====== Data in this exercise ======

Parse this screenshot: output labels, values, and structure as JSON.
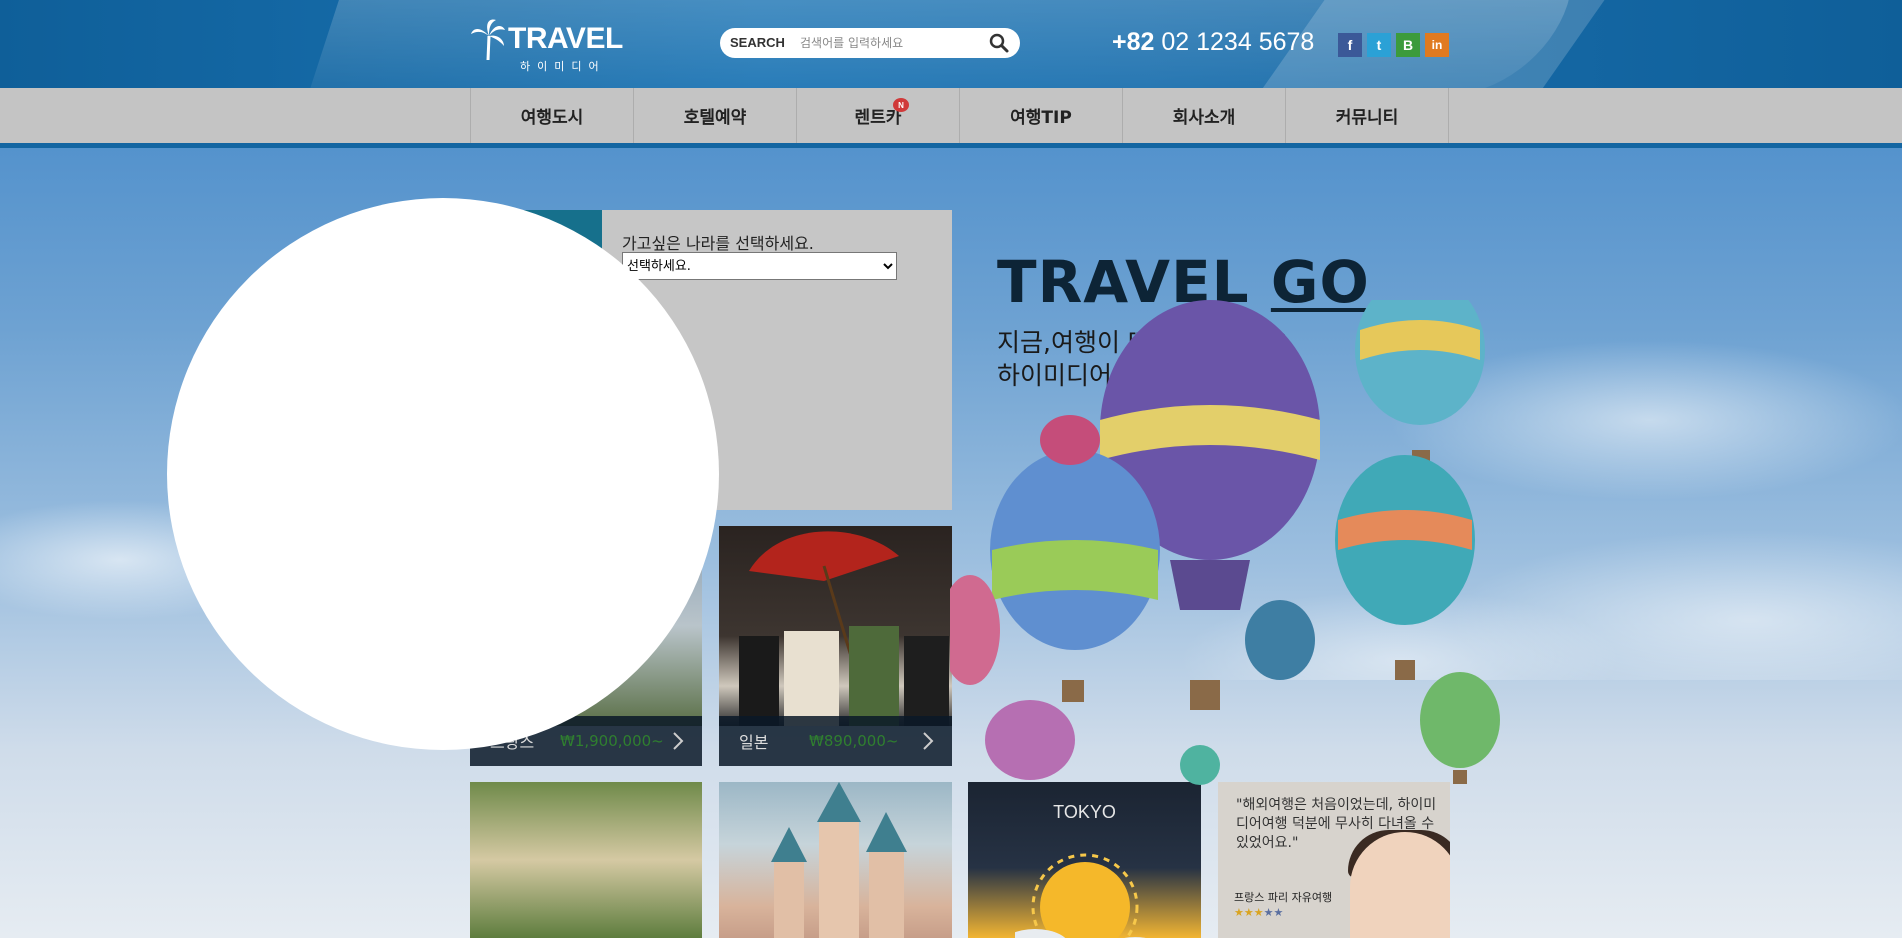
{
  "header": {
    "logo_title": "TRAVEL",
    "logo_subtitle": "하이미디어",
    "search_label": "SEARCH",
    "search_placeholder": "검색어를 입력하세요",
    "phone_prefix": "+82",
    "phone_number": "02 1234 5678",
    "social": [
      {
        "icon": "facebook-icon",
        "glyph": "f",
        "color": "#3b5998"
      },
      {
        "icon": "twitter-icon",
        "glyph": "t",
        "color": "#2ba1d6"
      },
      {
        "icon": "blog-icon",
        "glyph": "B",
        "color": "#3c9b3c"
      },
      {
        "icon": "linkedin-icon",
        "glyph": "in",
        "color": "#e07a20"
      }
    ]
  },
  "nav": {
    "items": [
      {
        "label": "여행도시"
      },
      {
        "label": "호텔예약"
      },
      {
        "label": "렌트카",
        "badge": "N"
      },
      {
        "label": "여행TIP"
      },
      {
        "label": "회사소개"
      },
      {
        "label": "커뮤니티"
      }
    ]
  },
  "search_panel": {
    "label": "가고싶은 나라를 선택하세요.",
    "selected": "선택하세요."
  },
  "hero": {
    "title_part1": "TRAVEL",
    "title_part2": "GO",
    "line1": "지금,여행이 떠나고 싶다면?",
    "line2": "하이미디어와 여행을 떠나자!"
  },
  "tiles": {
    "france": {
      "country": "프랑스",
      "price": "₩1,900,000~"
    },
    "japan": {
      "country": "일본",
      "price": "₩890,000~"
    },
    "weather": {
      "city": "TOKYO"
    },
    "review": {
      "quote": "\"해외여행은 처음이었는데, 하이미디어여행 덕분에 무사히 다녀올 수 있었어요.\"",
      "name": "프랑스 파리 자유여행",
      "stars_on": "★★★",
      "stars_off": "★★"
    }
  },
  "colors": {
    "header_blue": "#1a6fae",
    "nav_gray": "#c4c4c4",
    "nav_border": "#1466a2",
    "price_green": "#2f7f2f",
    "teal": "#16708c"
  }
}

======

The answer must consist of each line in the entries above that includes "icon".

▶ _Written answer_
        "icon": "facebook-icon",
        "icon": "twitter-icon",
        "icon": "blog-icon",
        "icon": "linkedin-icon",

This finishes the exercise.